> **GIVEN DATA**
━━━
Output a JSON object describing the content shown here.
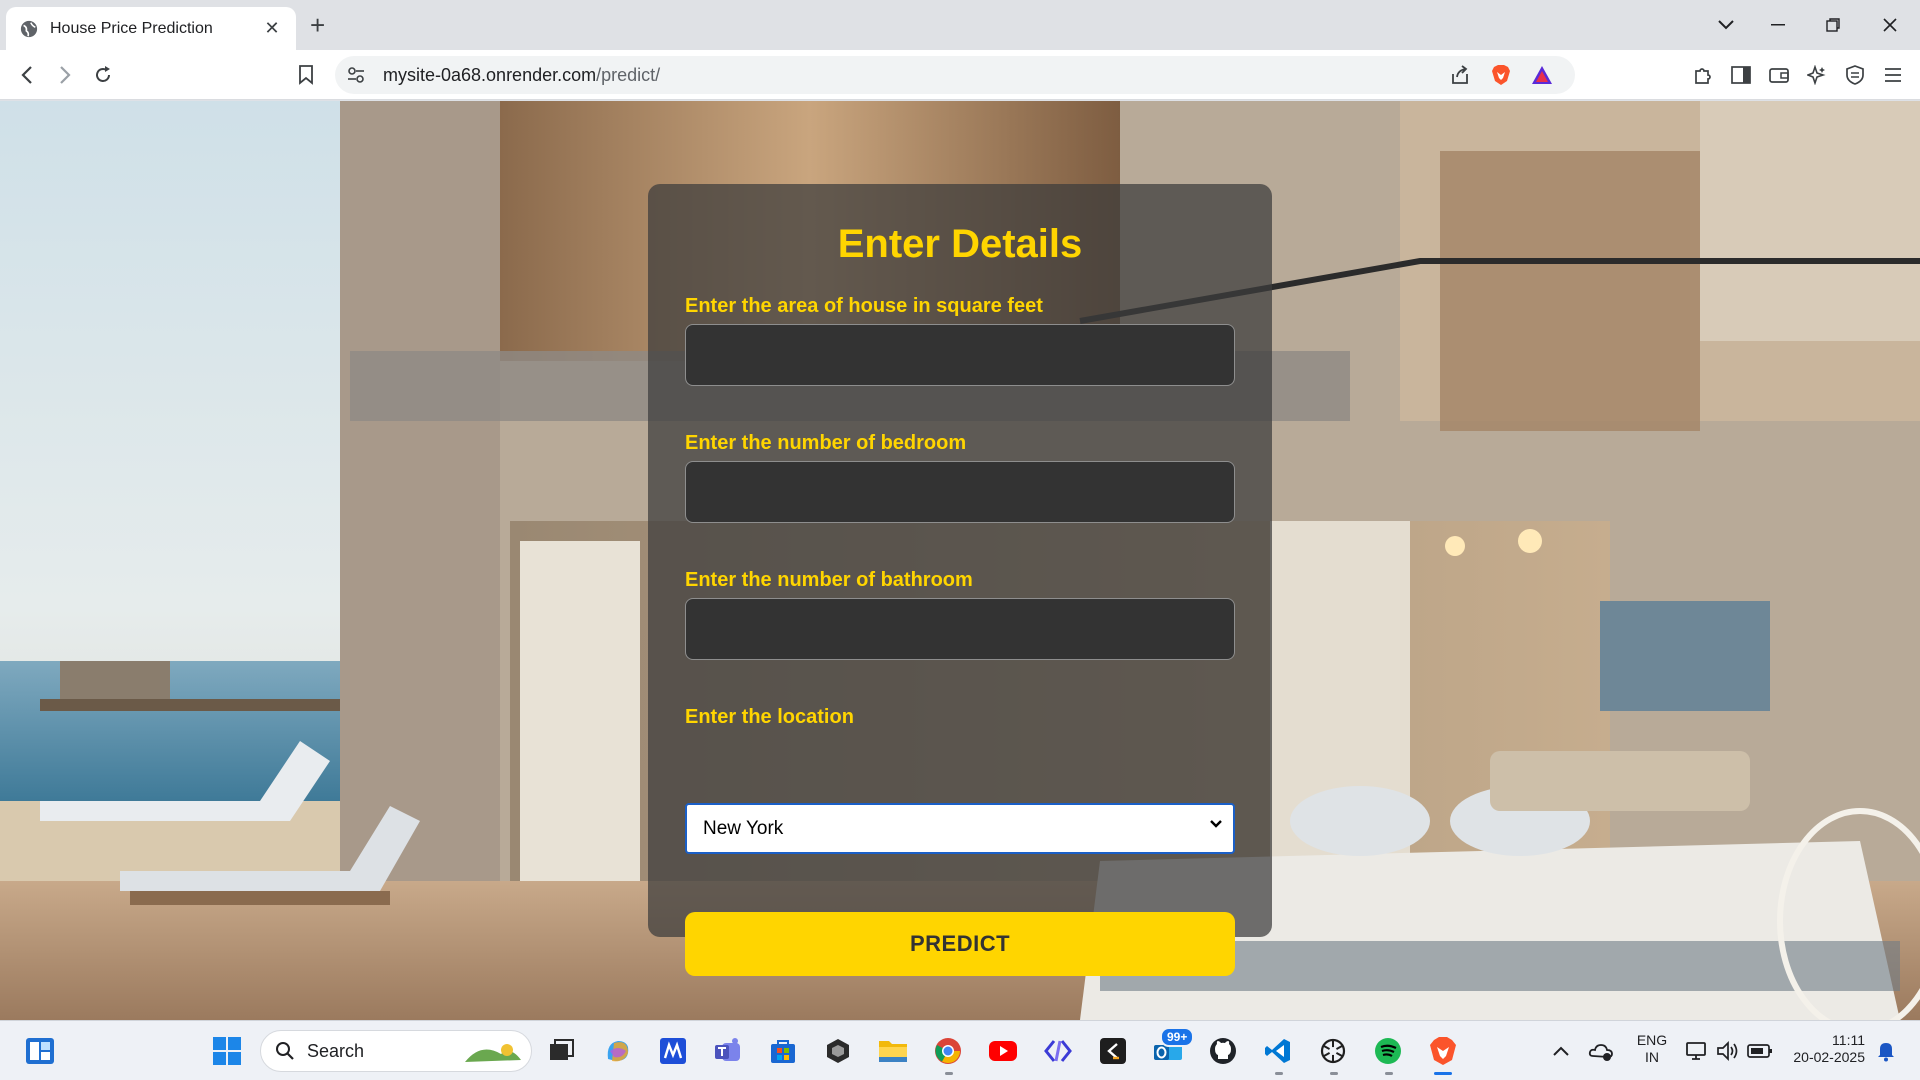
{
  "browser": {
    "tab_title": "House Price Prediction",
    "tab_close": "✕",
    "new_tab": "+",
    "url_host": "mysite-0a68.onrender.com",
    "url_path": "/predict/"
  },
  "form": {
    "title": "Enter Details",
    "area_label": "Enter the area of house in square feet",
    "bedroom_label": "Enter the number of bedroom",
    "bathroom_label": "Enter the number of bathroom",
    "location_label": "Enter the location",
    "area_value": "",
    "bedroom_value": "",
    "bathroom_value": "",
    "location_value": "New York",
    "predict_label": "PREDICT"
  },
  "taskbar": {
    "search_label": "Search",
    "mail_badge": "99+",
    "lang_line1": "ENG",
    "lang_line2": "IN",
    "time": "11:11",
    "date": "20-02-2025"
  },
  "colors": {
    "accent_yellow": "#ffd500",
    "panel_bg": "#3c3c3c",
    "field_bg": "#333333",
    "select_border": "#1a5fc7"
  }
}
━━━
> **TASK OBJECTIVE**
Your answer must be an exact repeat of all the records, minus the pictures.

> **SOLUTION TO THIS EXERCISE**
Output a JSON object describing the content shown here.
{
  "browser": {
    "tab_title": "House Price Prediction",
    "tab_close": "✕",
    "new_tab": "+",
    "url_host": "mysite-0a68.onrender.com",
    "url_path": "/predict/"
  },
  "form": {
    "title": "Enter Details",
    "area_label": "Enter the area of house in square feet",
    "bedroom_label": "Enter the number of bedroom",
    "bathroom_label": "Enter the number of bathroom",
    "location_label": "Enter the location",
    "area_value": "",
    "bedroom_value": "",
    "bathroom_value": "",
    "location_value": "New York",
    "predict_label": "PREDICT"
  },
  "taskbar": {
    "search_label": "Search",
    "mail_badge": "99+",
    "lang_line1": "ENG",
    "lang_line2": "IN",
    "time": "11:11",
    "date": "20-02-2025"
  },
  "colors": {
    "accent_yellow": "#ffd500",
    "panel_bg": "#3c3c3c",
    "field_bg": "#333333",
    "select_border": "#1a5fc7"
  }
}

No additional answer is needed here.